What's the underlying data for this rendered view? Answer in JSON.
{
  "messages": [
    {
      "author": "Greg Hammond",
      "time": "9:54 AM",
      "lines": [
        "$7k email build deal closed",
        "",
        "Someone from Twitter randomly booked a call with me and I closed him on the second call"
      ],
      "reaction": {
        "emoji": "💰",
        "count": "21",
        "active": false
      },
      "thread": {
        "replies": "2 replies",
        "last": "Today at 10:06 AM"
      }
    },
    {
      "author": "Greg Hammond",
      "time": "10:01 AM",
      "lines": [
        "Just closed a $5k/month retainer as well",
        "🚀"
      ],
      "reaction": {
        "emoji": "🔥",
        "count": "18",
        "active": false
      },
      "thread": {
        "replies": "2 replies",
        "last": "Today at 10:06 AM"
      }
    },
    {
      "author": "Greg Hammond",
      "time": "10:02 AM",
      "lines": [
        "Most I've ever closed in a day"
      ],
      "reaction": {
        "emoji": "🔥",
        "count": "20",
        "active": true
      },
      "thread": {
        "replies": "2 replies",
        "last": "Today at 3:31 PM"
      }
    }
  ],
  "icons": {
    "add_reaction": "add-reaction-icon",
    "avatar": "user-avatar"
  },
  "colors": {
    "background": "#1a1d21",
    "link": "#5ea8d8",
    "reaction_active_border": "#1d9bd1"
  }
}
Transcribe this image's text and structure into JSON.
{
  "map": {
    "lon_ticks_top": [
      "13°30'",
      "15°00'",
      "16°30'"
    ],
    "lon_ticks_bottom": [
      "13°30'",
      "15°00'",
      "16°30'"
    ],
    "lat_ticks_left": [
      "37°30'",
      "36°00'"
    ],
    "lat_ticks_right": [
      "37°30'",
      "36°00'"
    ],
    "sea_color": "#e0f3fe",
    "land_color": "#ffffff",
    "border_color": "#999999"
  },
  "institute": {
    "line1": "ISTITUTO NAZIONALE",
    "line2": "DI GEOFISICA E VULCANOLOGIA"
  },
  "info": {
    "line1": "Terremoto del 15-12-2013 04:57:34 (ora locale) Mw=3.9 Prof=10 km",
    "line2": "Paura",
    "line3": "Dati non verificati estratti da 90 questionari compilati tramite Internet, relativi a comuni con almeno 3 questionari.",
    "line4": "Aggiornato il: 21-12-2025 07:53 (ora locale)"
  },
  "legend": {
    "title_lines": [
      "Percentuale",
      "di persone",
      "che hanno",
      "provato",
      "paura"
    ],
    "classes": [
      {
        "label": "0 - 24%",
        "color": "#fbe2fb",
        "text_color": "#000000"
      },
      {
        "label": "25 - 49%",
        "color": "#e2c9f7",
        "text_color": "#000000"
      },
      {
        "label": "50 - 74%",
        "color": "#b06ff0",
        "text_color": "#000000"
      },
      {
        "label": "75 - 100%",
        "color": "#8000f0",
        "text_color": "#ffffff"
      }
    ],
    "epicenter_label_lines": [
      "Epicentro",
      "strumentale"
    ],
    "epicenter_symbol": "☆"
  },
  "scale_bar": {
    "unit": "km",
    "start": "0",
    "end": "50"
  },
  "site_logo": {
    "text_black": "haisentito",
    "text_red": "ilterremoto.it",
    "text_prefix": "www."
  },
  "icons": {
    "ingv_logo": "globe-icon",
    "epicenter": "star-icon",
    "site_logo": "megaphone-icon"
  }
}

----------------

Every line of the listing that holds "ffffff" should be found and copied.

    "land_color": "#ffffff",
        "text_color": "#ffffff"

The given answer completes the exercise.